Press "Enter" to skip to content

Graduation just got closer

It is estimated that there are 2,618 accredited four-year colleges and universities in a study done in 2005. With many different colleges and universities to choose from, students can be overwhelmed and befuddled in choosing which college is the best fit for them. In the U.S., a total of 2,617 schools compete to get prospective students to attend their college. To combat this, ORU is lowering the number of credits needed to graduate with a bachelor’s degree.

“Three years ago, we began a comprehensive review of ORU’s general education requirements. It was time,” said Chair of Computing and Mathematics Dr. Andrew Lang. “Several things have resulted from the review process, including a new 120-hour minimum for every degree program and a new set of core general education requirements.”

“Beginning fall 2018, as part of ORU’s core general education curriculum, every program at ORU must include at least three hours of ‘civics’ general education while some programs may elect to require more than the three hours minimum,” said Lang.

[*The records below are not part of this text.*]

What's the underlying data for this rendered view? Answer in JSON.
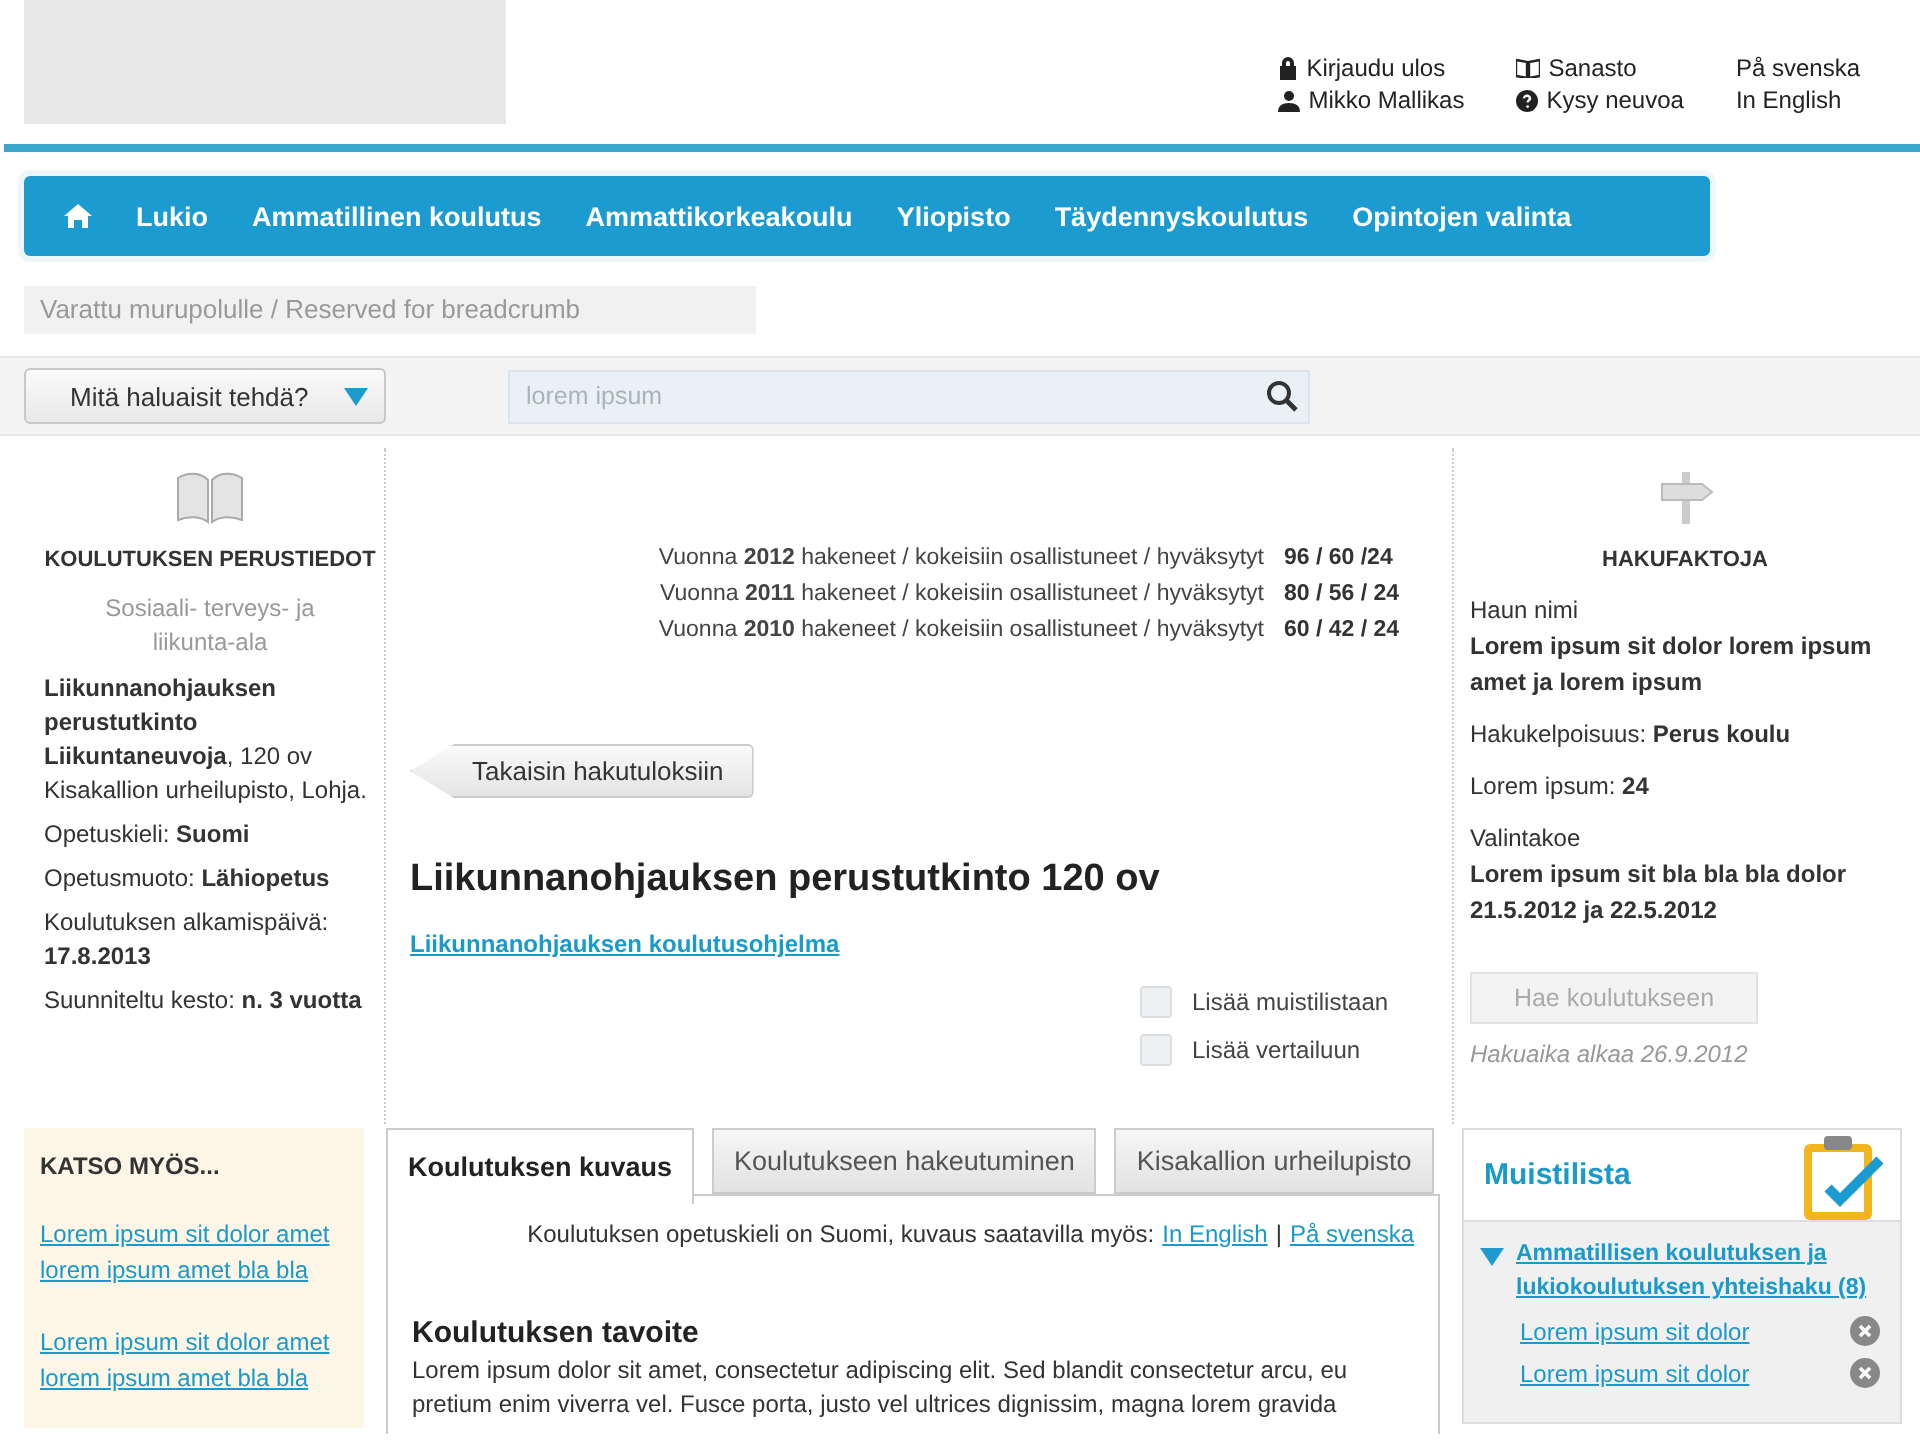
{
  "header": {
    "account_links": [
      "Kirjaudu ulos",
      "Mikko Mallikas"
    ],
    "help_links": [
      "Sanasto",
      "Kysy neuvoa"
    ],
    "languages": [
      "På svenska",
      "In English"
    ]
  },
  "nav": {
    "items": [
      "Lukio",
      "Ammatillinen koulutus",
      "Ammattikorkeakoulu",
      "Yliopisto",
      "Täydennyskoulutus",
      "Opintojen valinta"
    ]
  },
  "breadcrumb": "Varattu murupolulle / Reserved for breadcrumb",
  "toolbar": {
    "dropdown": "Mitä haluaisit tehdä?",
    "search": {
      "placeholder": "lorem ipsum"
    }
  },
  "basics": {
    "title": "KOULUTUKSEN PERUSTIEDOT",
    "field": "Sosiaali- terveys- ja liikunta-ala",
    "facts": [
      "**Liikunnanohjauksen perustutkinto Liikuntaneuvoja**, 120 ov Kisakallion urheilupisto, Lohja.",
      "Opetuskieli: **Suomi**",
      "Opetusmuoto: **Lähiopetus**",
      "Koulutuksen alkamispäivä: **17.8.2013**",
      "Suunniteltu kesto: **n. 3 vuotta**"
    ]
  },
  "stats": [
    {
      "label": "Vuonna **2012** hakeneet / kokeisiin osallistuneet / hyväksytyt",
      "value": "96 / 60 /24"
    },
    {
      "label": "Vuonna **2011** hakeneet / kokeisiin osallistuneet / hyväksytyt",
      "value": "80 / 56 / 24"
    },
    {
      "label": "Vuonna **2010** hakeneet / kokeisiin osallistuneet / hyväksytyt",
      "value": "60 / 42 / 24"
    }
  ],
  "back_button": "Takaisin hakutuloksiin",
  "title": "Liikunnanohjauksen perustutkinto 120 ov",
  "program_link": "Liikunnanohjauksen koulutusohjelma",
  "options": [
    {
      "label": "Lisää muistilistaan",
      "checked": false
    },
    {
      "label": "Lisää vertailuun",
      "checked": false
    }
  ],
  "facts_panel": {
    "title": "HAKUFAKTOJA",
    "facts": [
      {
        "label": "Haun nimi",
        "value": "Lorem ipsum sit dolor lorem ipsum amet ja lorem ipsum"
      },
      {
        "text": "Hakukelpoisuus: **Perus koulu**"
      },
      {
        "text": "Lorem ipsum: **24**"
      },
      {
        "label": "Valintakoe",
        "value": "Lorem ipsum sit bla bla bla dolor 21.5.2012 ja 22.5.2012"
      }
    ],
    "apply_button": {
      "label": "Hae koulutukseen",
      "disabled": true
    },
    "note": "Hakuaika alkaa 26.9.2012"
  },
  "see_also": {
    "title": "KATSO MYÖS...",
    "links": [
      "Lorem ipsum sit dolor amet lorem ipsum amet bla bla",
      "Lorem ipsum sit dolor amet lorem ipsum amet bla bla"
    ]
  },
  "tabs": [
    {
      "label": "Koulutuksen kuvaus",
      "selected": true
    },
    {
      "label": "Koulutukseen hakeutuminen",
      "selected": false
    },
    {
      "label": "Kisakallion urheilupisto",
      "selected": false
    }
  ],
  "description": {
    "language_note": "Koulutuksen opetuskieli on Suomi, kuvaus saatavilla myös:",
    "language_links": [
      "In English",
      "På svenska"
    ],
    "separator": "|",
    "heading": "Koulutuksen tavoite",
    "paragraph": "Lorem ipsum dolor sit amet, consectetur adipiscing elit. Sed blandit consectetur arcu, eu pretium enim viverra vel. Fusce porta, justo vel ultrices dignissim, magna lorem gravida"
  },
  "memo": {
    "title": "Muistilista",
    "group": {
      "label": "Ammatillisen koulutuksen ja lukiokoulutuksen yhteishaku (8)",
      "expanded": true,
      "items": [
        "Lorem ipsum sit dolor",
        "Lorem ipsum sit dolor"
      ]
    }
  }
}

These civics classes include GOV 101, GOV 103, HIS 110, HIS 111 and HIS 200.

In the past, students had to take both history and government to graduate. Now, with the new degree plan sheet, students will only have to take one.

That includes three hours of a foreign language, the new biblical literacy classes that have been split into two hours and three hours of social science.

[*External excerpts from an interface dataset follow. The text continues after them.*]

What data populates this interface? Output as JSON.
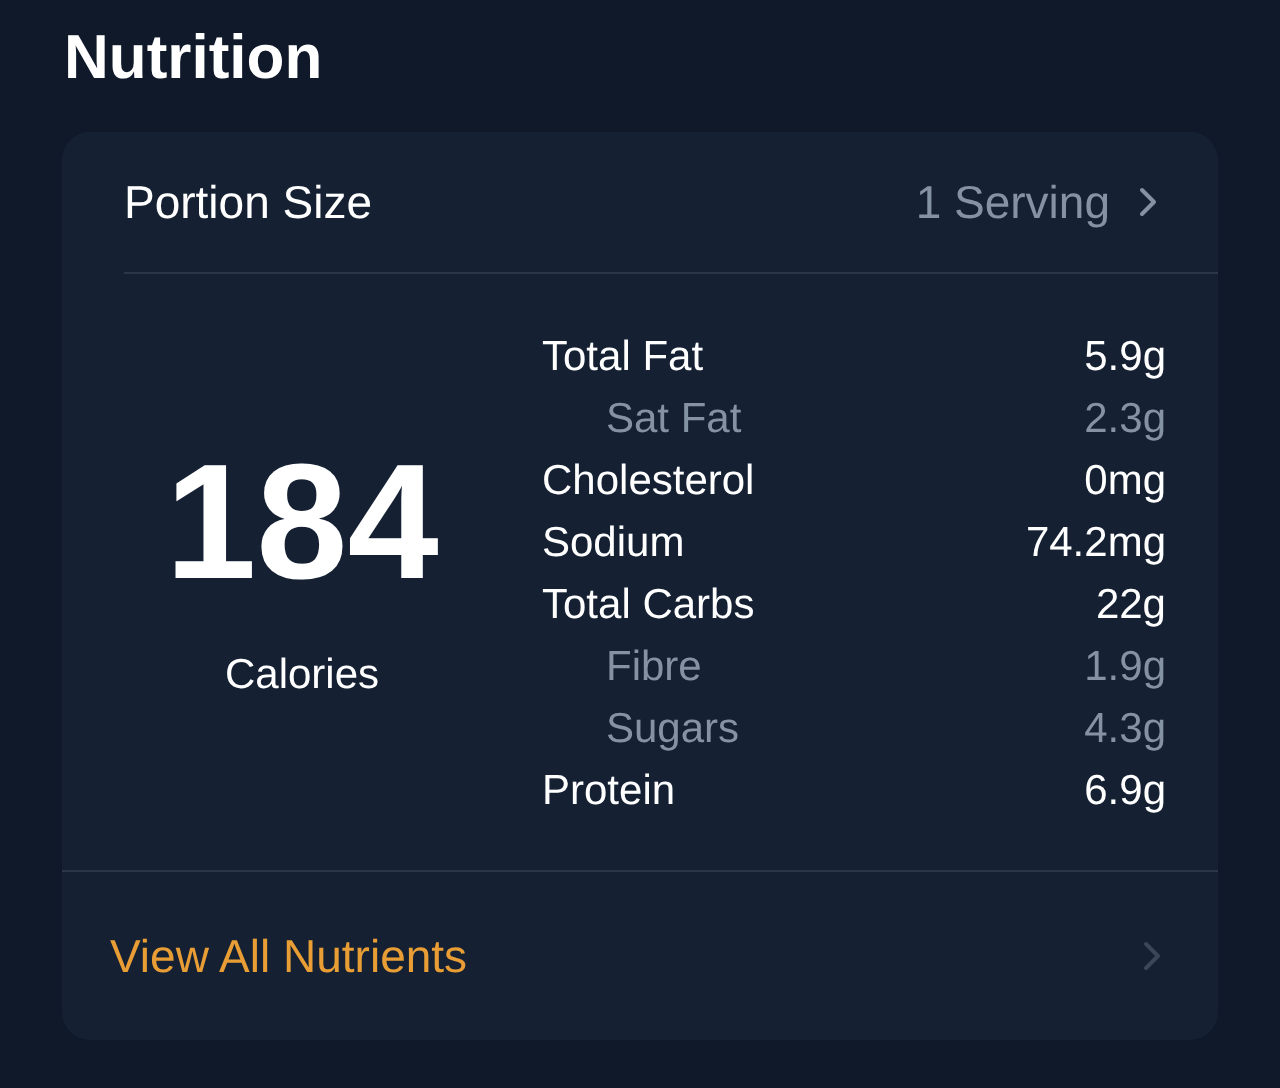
{
  "title": "Nutrition",
  "portion": {
    "label": "Portion Size",
    "value": "1 Serving"
  },
  "calories": {
    "value": "184",
    "label": "Calories"
  },
  "nutrients": [
    {
      "kind": "main",
      "name": "Total Fat",
      "amount": "5.9g"
    },
    {
      "kind": "sub",
      "name": "Sat Fat",
      "amount": "2.3g"
    },
    {
      "kind": "main",
      "name": "Cholesterol",
      "amount": "0mg"
    },
    {
      "kind": "main",
      "name": "Sodium",
      "amount": "74.2mg"
    },
    {
      "kind": "main",
      "name": "Total Carbs",
      "amount": "22g"
    },
    {
      "kind": "sub",
      "name": "Fibre",
      "amount": "1.9g"
    },
    {
      "kind": "sub",
      "name": "Sugars",
      "amount": "4.3g"
    },
    {
      "kind": "main",
      "name": "Protein",
      "amount": "6.9g"
    }
  ],
  "link": "View All Nutrients"
}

“This isn’t an overnight decision. ORU has been talking and putting input into this plan for years,” says Associate Professor of Government Sonny Branham.

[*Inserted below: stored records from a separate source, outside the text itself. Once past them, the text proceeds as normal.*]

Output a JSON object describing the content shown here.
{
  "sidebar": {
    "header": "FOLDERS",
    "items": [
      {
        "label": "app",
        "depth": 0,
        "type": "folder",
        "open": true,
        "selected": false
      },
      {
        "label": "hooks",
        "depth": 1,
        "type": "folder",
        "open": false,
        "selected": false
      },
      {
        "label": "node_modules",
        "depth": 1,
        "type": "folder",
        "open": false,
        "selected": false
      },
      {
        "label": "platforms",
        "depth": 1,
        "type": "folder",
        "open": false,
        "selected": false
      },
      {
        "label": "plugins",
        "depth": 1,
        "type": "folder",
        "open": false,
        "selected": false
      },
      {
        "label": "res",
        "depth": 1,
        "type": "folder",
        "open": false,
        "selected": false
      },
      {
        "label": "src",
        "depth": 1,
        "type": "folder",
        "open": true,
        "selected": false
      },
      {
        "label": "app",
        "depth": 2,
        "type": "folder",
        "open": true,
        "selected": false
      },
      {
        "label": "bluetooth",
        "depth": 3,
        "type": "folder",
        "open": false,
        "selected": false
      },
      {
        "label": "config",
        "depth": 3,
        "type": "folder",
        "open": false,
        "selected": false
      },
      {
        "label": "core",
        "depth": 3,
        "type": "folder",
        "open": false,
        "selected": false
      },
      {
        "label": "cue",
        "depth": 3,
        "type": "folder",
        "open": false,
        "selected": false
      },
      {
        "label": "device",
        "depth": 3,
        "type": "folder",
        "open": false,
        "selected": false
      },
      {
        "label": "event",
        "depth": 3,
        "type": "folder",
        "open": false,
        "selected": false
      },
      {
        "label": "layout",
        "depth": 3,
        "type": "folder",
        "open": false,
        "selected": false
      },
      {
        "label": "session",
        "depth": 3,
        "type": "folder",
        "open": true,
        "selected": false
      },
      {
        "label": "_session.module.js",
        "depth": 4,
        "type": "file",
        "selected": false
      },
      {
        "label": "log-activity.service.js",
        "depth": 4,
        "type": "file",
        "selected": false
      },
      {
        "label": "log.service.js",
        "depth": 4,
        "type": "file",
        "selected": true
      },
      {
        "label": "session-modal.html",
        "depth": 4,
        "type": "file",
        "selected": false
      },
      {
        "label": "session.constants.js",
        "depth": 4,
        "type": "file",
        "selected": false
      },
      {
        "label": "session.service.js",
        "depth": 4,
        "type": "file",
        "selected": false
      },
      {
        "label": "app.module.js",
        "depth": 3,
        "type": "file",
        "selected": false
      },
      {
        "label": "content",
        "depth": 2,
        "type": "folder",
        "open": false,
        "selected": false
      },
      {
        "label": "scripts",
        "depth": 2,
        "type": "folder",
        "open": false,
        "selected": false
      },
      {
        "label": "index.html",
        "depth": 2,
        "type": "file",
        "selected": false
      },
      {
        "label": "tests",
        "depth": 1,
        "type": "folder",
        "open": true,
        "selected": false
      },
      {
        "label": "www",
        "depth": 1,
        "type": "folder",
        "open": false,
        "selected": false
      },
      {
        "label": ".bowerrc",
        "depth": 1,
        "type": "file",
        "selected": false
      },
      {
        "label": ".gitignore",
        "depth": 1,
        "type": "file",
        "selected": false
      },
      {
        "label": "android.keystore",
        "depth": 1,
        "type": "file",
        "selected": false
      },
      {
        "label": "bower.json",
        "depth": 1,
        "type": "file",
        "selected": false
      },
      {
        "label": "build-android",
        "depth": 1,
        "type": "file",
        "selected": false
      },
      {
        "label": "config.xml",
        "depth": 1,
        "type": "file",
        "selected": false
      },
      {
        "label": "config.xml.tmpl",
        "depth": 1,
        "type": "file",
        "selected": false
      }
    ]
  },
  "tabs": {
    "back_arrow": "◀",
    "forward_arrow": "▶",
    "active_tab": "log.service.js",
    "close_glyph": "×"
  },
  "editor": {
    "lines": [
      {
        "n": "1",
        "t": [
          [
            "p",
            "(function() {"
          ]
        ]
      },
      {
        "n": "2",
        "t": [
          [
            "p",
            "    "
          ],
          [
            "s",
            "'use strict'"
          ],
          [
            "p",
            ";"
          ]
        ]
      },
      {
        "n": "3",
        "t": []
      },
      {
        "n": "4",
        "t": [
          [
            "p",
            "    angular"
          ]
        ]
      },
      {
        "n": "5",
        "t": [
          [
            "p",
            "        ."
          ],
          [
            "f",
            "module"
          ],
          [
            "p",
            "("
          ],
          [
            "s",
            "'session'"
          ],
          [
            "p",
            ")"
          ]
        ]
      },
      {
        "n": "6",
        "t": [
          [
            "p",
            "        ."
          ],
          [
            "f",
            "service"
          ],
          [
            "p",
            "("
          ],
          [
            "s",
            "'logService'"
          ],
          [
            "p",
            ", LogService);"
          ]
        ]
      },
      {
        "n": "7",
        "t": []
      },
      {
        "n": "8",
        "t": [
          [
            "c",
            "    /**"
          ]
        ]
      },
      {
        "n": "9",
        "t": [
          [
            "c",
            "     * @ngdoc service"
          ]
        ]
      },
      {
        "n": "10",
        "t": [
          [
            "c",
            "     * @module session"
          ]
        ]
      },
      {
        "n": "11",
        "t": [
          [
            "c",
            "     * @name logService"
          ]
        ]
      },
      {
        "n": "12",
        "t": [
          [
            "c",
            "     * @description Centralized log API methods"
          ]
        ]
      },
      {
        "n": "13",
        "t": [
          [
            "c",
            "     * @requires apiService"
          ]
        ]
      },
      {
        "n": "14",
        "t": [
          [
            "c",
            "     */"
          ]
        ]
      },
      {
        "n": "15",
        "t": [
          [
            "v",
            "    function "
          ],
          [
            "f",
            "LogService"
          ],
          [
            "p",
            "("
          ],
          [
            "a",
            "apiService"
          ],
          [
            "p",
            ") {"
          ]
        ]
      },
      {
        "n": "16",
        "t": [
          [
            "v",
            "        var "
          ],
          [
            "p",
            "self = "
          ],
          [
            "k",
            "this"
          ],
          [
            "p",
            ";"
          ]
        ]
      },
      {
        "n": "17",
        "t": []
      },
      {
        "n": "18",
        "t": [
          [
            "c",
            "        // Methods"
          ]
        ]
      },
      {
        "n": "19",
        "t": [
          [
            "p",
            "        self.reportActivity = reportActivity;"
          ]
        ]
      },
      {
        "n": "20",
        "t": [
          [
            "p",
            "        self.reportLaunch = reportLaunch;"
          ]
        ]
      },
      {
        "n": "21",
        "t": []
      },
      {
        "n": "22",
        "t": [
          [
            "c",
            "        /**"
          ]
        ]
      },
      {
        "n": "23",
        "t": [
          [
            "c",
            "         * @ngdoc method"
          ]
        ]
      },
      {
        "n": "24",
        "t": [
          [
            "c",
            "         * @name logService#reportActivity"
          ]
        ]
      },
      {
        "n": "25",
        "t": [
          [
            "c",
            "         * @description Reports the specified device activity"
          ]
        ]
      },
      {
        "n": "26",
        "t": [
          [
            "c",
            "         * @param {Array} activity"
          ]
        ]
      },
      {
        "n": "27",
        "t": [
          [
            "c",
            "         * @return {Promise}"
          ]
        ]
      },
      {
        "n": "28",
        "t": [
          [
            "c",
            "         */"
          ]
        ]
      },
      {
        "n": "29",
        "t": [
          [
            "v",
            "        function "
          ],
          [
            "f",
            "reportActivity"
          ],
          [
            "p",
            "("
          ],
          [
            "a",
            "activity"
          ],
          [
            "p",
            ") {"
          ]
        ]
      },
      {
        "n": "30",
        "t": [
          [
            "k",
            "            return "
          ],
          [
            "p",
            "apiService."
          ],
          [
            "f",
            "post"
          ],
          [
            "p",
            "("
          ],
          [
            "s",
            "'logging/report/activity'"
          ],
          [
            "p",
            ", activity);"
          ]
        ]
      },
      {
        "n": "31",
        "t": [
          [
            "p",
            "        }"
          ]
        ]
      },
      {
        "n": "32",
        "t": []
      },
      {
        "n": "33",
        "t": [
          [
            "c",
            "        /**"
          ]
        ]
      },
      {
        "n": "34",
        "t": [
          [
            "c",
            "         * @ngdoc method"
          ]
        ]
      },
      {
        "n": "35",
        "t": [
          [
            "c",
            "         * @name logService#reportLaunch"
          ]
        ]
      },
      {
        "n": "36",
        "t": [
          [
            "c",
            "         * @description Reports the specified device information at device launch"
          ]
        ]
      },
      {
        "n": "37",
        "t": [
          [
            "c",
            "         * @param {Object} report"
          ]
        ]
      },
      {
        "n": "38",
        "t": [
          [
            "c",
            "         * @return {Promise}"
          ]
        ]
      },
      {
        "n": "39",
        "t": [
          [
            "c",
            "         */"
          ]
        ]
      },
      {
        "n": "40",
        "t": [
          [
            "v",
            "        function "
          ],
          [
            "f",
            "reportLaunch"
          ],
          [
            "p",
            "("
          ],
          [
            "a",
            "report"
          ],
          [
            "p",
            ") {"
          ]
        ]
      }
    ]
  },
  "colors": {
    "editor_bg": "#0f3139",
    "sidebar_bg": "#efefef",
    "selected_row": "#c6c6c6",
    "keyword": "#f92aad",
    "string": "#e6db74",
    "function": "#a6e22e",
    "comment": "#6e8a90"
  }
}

According to Branham, decreasing the number of credits allows students more of an opportunity to graduate on time or earlier. The cons of cutting a history or government class is that students get less exposure to gen-ed and humanities classes.

“The review process was very thorough and included an initial period of research, a review of current best practices, consultation with ORU’s primary constituents which included focus groups of students, alumni and faculty, and consideration of the skills and knowledge that employers are (or soon will be) demanding from college graduates,” said Lang.

However, the decision is left up to the students on whether they want to take more or less classes than the minimum requirement.

“This is just the minimum,” said Branham. “Students can still take 128 or 138 or whatever. Technically, it isn’t cutting off anything. This is just allowing more flexibility for students, should their schedule need it.”